A gilt brass Walters’ Patent Portable Music Stand by Harrow & Co.
In their adverts published in the 1880s, Harrow’s described the stands as ‘… unsurpassed in simplicity, strength, portability, cheapness, and elegance of finish. They are suitable for Military Bands, Orchestras, Reading and News Rooms, Libraries, Studies, and Drawing Rooms. When opened to their full capacity they stand 5 feet high, and can be folded and enclosed in a case 21 inches long by 2 inches diameter. The weight is about 3 lb, 12 oz., and they will support a weight of 50 lbs’
The stand is made of brass tubing to the legs and the adjustable column with cast brass fittings and sheet brass for the lectern frame. The main column is decorated with a twist and clover pattern but the internal column, that is set at the desired height by a thumb bolt, is plain. The removable lectern frame has a pair of folding support bars and a pair of height extenders. The stand was also available as a cheaper version in iron.
As can be seen, the legs will fold back against the central column once the thumb bolt is loosened, rendering the whole stand very compact. A case, probably in leather, was also available for purchase from Harrow & Co. The stand is stamped J. F. Walters Patent to the underside of one of the frame rests whilst Harrow & Co. Proprietor is stamped to the other. We have not been able to find the patent but it is likely that Walters was an employee of Harrow. If not, their adverts indicate that they were the proprietors of the patent so may have bought it.
William Harrow & Son described themselves in 1865 as smiths, brass workers, gasfitters, inventors of the globular glasses for fishtail burners, music smiths, locksmiths and bellhangers. In 1852 Harnden & Son, brass smiths were located at Harrow’s address of 14 Portland Street, London.
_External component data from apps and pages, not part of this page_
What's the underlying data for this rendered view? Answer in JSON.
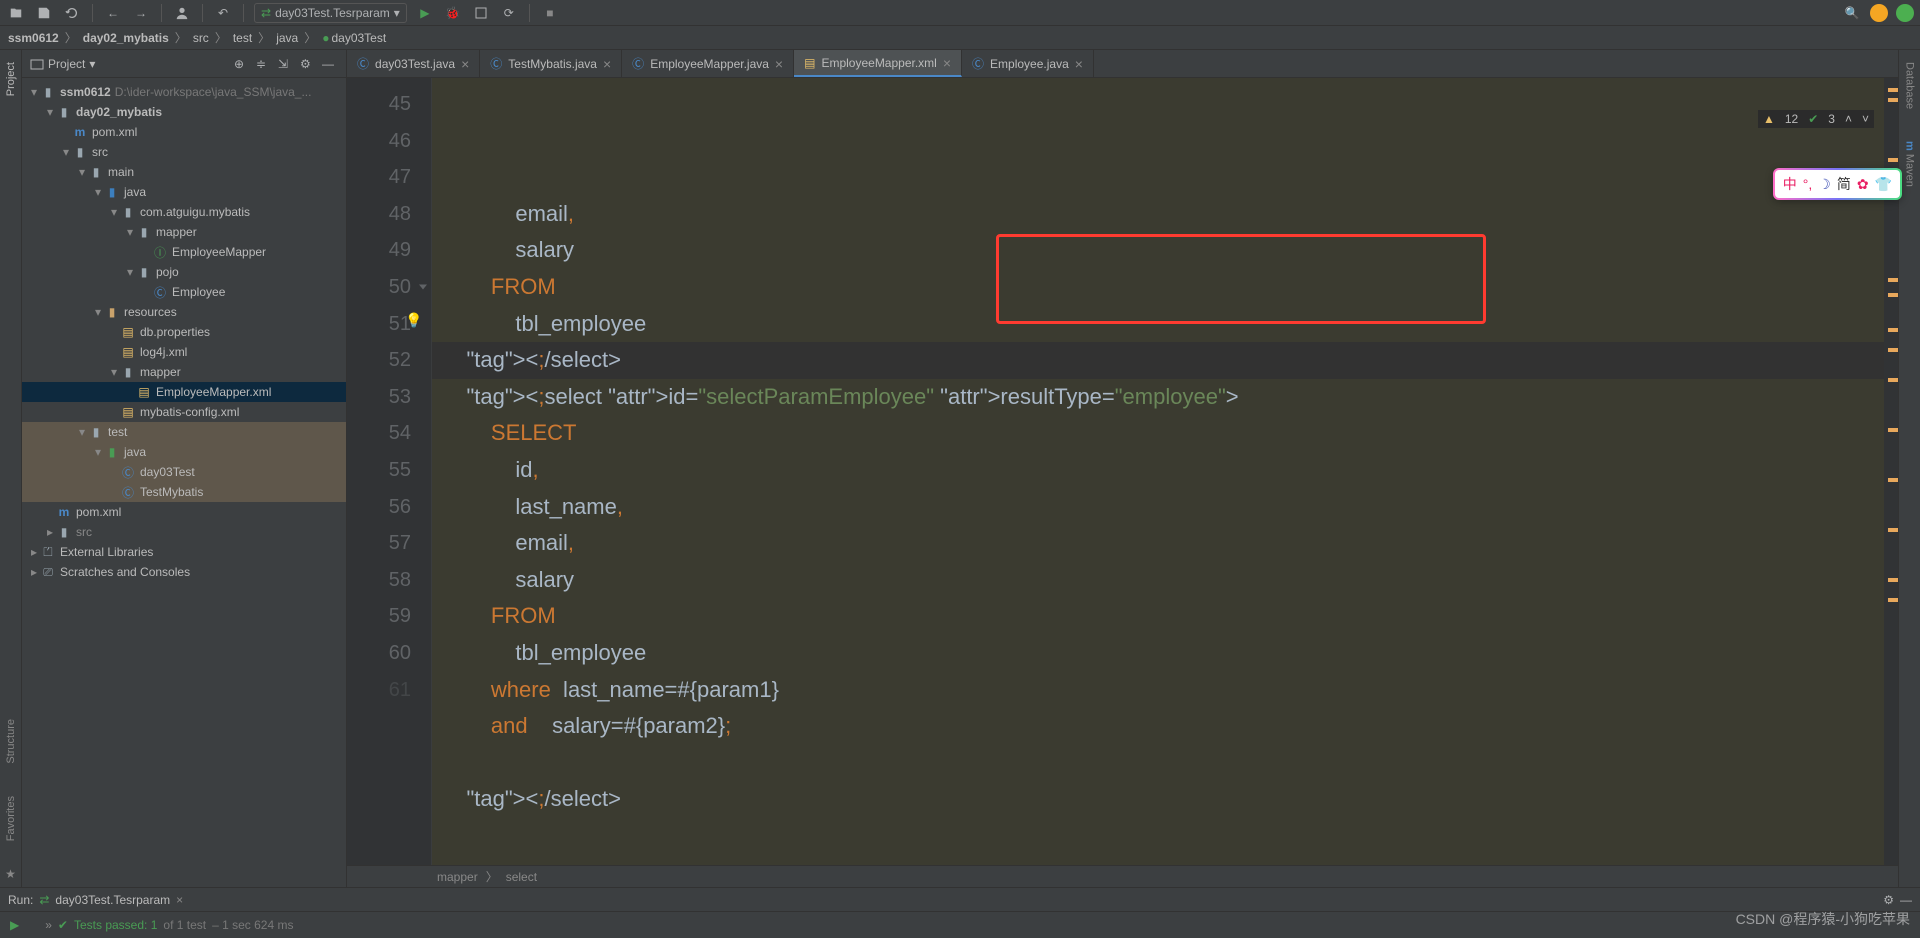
{
  "toolbar": {
    "run_config": "day03Test.Tesrparam",
    "search_icon": "search"
  },
  "breadcrumb": [
    "ssm0612",
    "day02_mybatis",
    "src",
    "test",
    "java",
    "day03Test"
  ],
  "project_panel": {
    "title": "Project",
    "root": {
      "name": "ssm0612",
      "path": "D:\\ider-workspace\\java_SSM\\java_..."
    },
    "nodes": {
      "day02": "day02_mybatis",
      "pom1": "pom.xml",
      "src": "src",
      "main": "main",
      "java1": "java",
      "pkg": "com.atguigu.mybatis",
      "mapper": "mapper",
      "empMapper": "EmployeeMapper",
      "pojo": "pojo",
      "employee": "Employee",
      "resources": "resources",
      "dbprops": "db.properties",
      "log4j": "log4j.xml",
      "mapper2": "mapper",
      "empMapperXml": "EmployeeMapper.xml",
      "myconfig": "mybatis-config.xml",
      "test": "test",
      "java2": "java",
      "day03t": "day03Test",
      "testMy": "TestMybatis",
      "pom2": "pom.xml",
      "src2": "src",
      "extlib": "External Libraries",
      "scratch": "Scratches and Consoles"
    }
  },
  "tabs": [
    {
      "label": "day03Test.java",
      "icon": "class",
      "active": false
    },
    {
      "label": "TestMybatis.java",
      "icon": "class",
      "active": false
    },
    {
      "label": "EmployeeMapper.java",
      "icon": "class",
      "active": false
    },
    {
      "label": "EmployeeMapper.xml",
      "icon": "xml",
      "active": true
    },
    {
      "label": "Employee.java",
      "icon": "class",
      "active": false
    }
  ],
  "editor": {
    "line_start": 45,
    "lines": [
      "            email,",
      "            salary",
      "        FROM",
      "            tbl_employee",
      "    </select>",
      "    <select id=\"selectParamEmployee\" resultType=\"employee\">",
      "        SELECT",
      "            id,",
      "            last_name,",
      "            email,",
      "            salary",
      "        FROM",
      "            tbl_employee",
      "        where  last_name=#{param1}",
      "        and    salary=#{param2};",
      "",
      "    </select>"
    ],
    "status": {
      "warn": "12",
      "ok": "3"
    },
    "bottom_crumb": [
      "mapper",
      "select"
    ]
  },
  "run": {
    "label": "Run:",
    "config": "day03Test.Tesrparam",
    "result_prefix": "Tests passed:",
    "result_count": "1",
    "result_of": "of 1 test",
    "result_time": "– 1 sec 624 ms"
  },
  "rails": {
    "left": [
      "Project",
      "Structure",
      "Favorites"
    ],
    "right": [
      "Database",
      "Maven"
    ]
  },
  "watermark": "CSDN @程序猿-小狗吃苹果",
  "ime": {
    "zh": "中",
    "pin": "简"
  }
}
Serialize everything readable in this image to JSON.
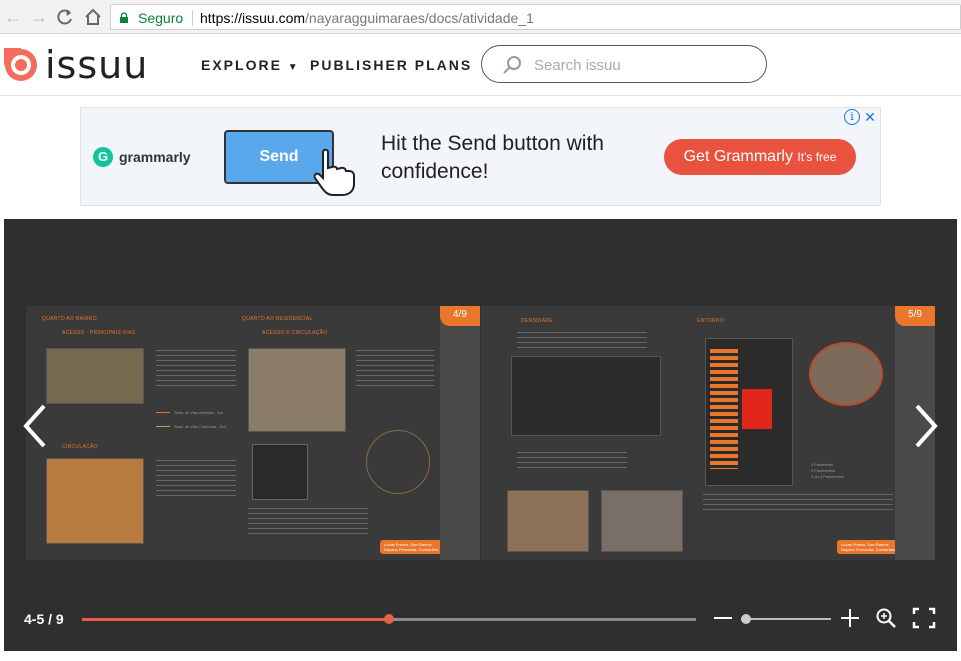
{
  "browser": {
    "secure_label": "Seguro",
    "url_host": "https://issuu.com",
    "url_path": "/nayaragguimaraes/docs/atividade_1"
  },
  "header": {
    "logo_text": "issuu",
    "nav": {
      "explore": "EXPLORE",
      "publisher_plans": "PUBLISHER PLANS"
    },
    "search_placeholder": "Search issuu"
  },
  "ad": {
    "brand": "grammarly",
    "button_text": "Send",
    "headline": "Hit the Send button with confidence!",
    "cta": "Get Grammarly",
    "cta_suffix": "It's free",
    "info_icon": "info-icon",
    "close_icon": "close-icon"
  },
  "reader": {
    "page_indicator": "4-5 / 9",
    "progress_fraction": 0.5,
    "zoom_fraction": 0.0,
    "left_page": {
      "tab": "4/9",
      "section_a": "QUARTO AO BAIRRO",
      "section_b": "QUARTO AO RESIDENCIAL",
      "label_access": "ACESSO - PRINCIPAIS VIAS",
      "label_access2": "ACESSO E CIRCULAÇÃO",
      "label_circulation": "CIRCULAÇÃO",
      "legend_1": "Setor de Vias Arteriais - Sol.",
      "legend_2": "Setor de Vias Coletoras - Sol.",
      "credit": "Lucas Franco; Dan Ramos\nNayara; Fernanda; Guimarães"
    },
    "right_page": {
      "tab": "5/9",
      "label_density": "DENSIDADE",
      "label_surroundings": "ENTORNO",
      "legend_1": "1 Pavimento",
      "legend_2": "2 Pavimentos",
      "legend_3": "3 ou 4 Pavimentos",
      "credit": "Lucas Franco; Dan Ramos\nNayara; Fernanda; Guimarães"
    }
  }
}
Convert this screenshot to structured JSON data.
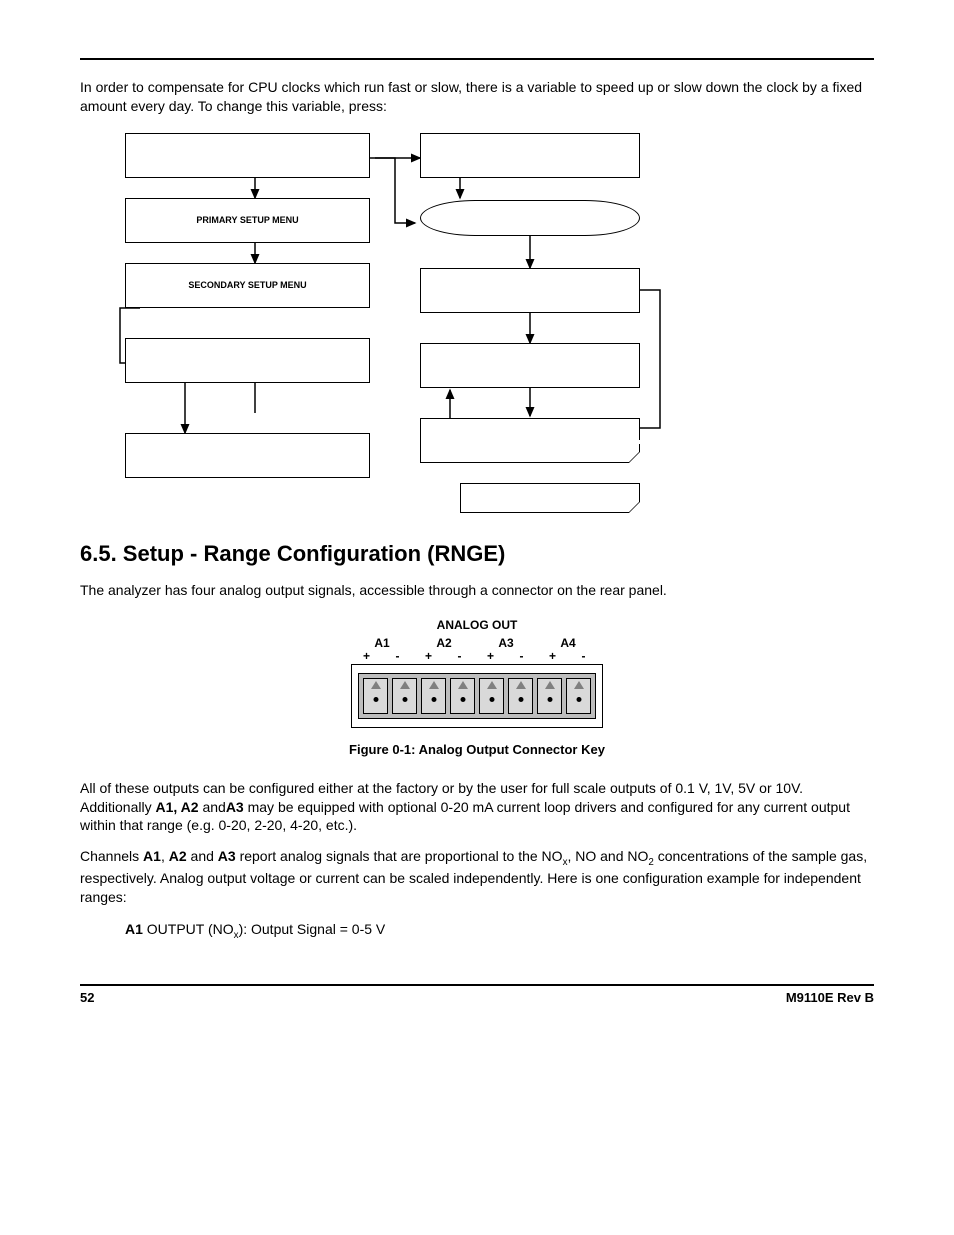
{
  "intro": "In order to compensate for CPU clocks which run fast or slow, there is a variable to speed up or slow down the clock by a fixed amount every day. To change this variable, press:",
  "flow": {
    "primary": "PRIMARY SETUP MENU",
    "secondary": "SECONDARY SETUP MENU"
  },
  "section_heading": "6.5. Setup - Range Configuration (RNGE)",
  "section_p1": "The analyzer has four analog output signals, accessible through a connector on the rear panel.",
  "connector": {
    "title": "ANALOG OUT",
    "channels": [
      "A1",
      "A2",
      "A3",
      "A4"
    ],
    "plus": "+",
    "minus": "-"
  },
  "figure_caption": "Figure 0-1:   Analog Output Connector Key",
  "p_outputs_a": "All of these outputs can be configured either at the factory or by the user for full scale outputs of 0.1 V, 1V, 5V or 10V. Additionally ",
  "p_outputs_bold1": "A1, A2 ",
  "p_outputs_b": "and",
  "p_outputs_bold2": "A3",
  "p_outputs_c": " may be equipped with optional 0-20 mA current loop drivers and configured for any current output within that range (e.g. 0-20, 2-20, 4-20, etc.).",
  "p_channels_a": "Channels ",
  "p_channels_b1": "A1",
  "p_channels_sep": ", ",
  "p_channels_b2": "A2",
  "p_channels_and": " and ",
  "p_channels_b3": "A3",
  "p_channels_c": " report analog signals that are proportional to the NO",
  "p_channels_d": ", NO and NO",
  "p_channels_e": " concentrations of the sample gas, respectively. Analog output voltage or current can be scaled independently. Here is one configuration example for independent ranges:",
  "example_label": "A1",
  "example_text_a": " OUTPUT (NO",
  "example_text_b": "): Output Signal = 0-5 V",
  "sub_x": "x",
  "sub_2": "2",
  "footer_page": "52",
  "footer_rev": "M9110E Rev B"
}
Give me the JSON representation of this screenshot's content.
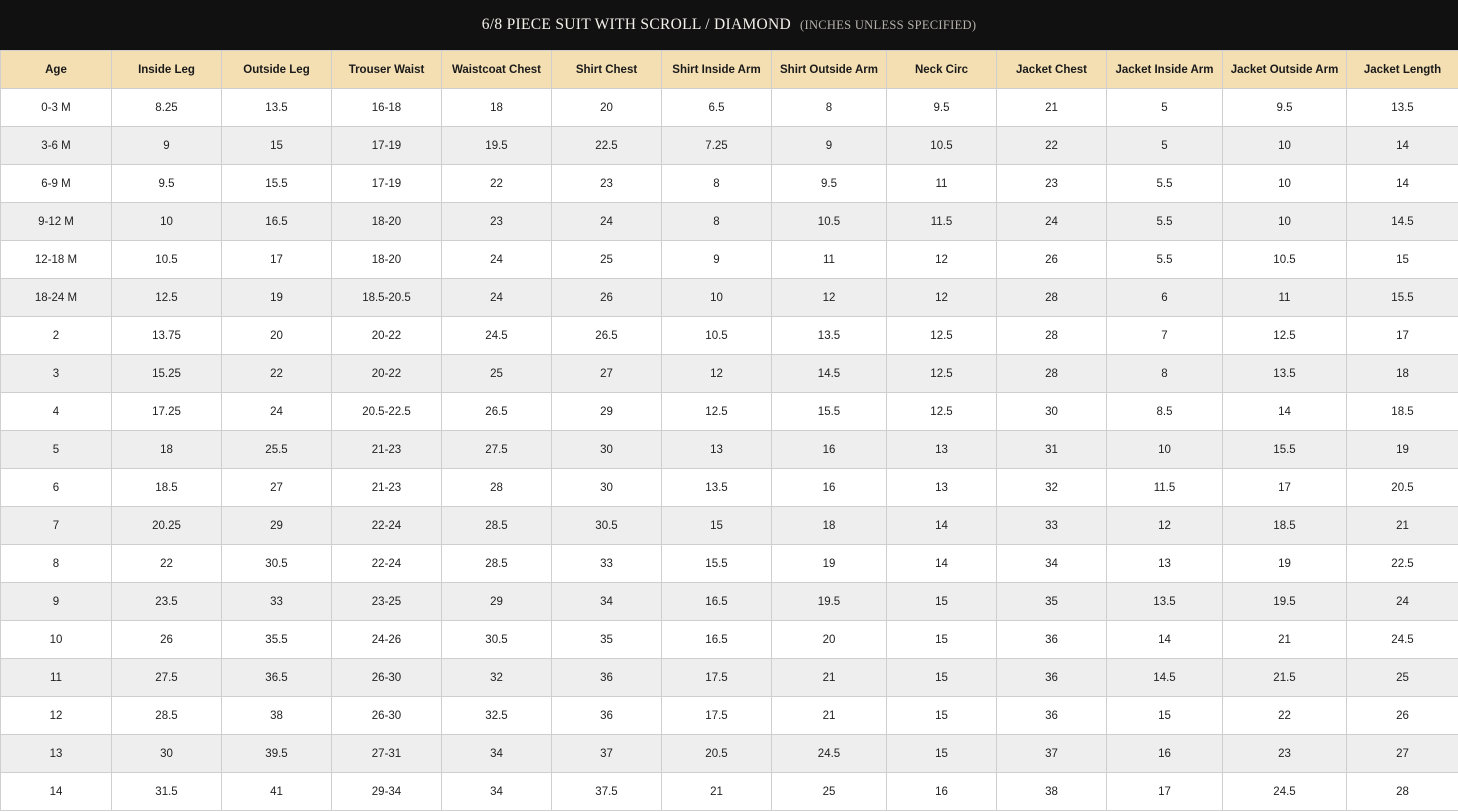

It is probable Harrow took over the premises from Harnden. They seemed to pare down their range as the company grew and later described themselves as music smiths and brass workers. Still later, this changed to music smiths and stand makers. The premises also expanded to encompass 13 Portland Street. By 1899 Charles Hare, Music Stand Makers had taken over 13 Portland Street.
This stand is well made and designed, with the lectern frame slotting onto the stand with a dovetail joint. Some of the gilt is worn and the stand has some darker areas due to age. The internal, extending tube has a number of marks where the thumb bolt has fixed its position. The width of the legs and height are adjustable allowing the height to go from 40 up to 56 inches. Harrow first described it in their adverts as The American Portable Stand and then as New Patent Portable Music Stands. It was obviously popular as they advertised it throughout the 1880s. Circa 1885.
Full Size is given.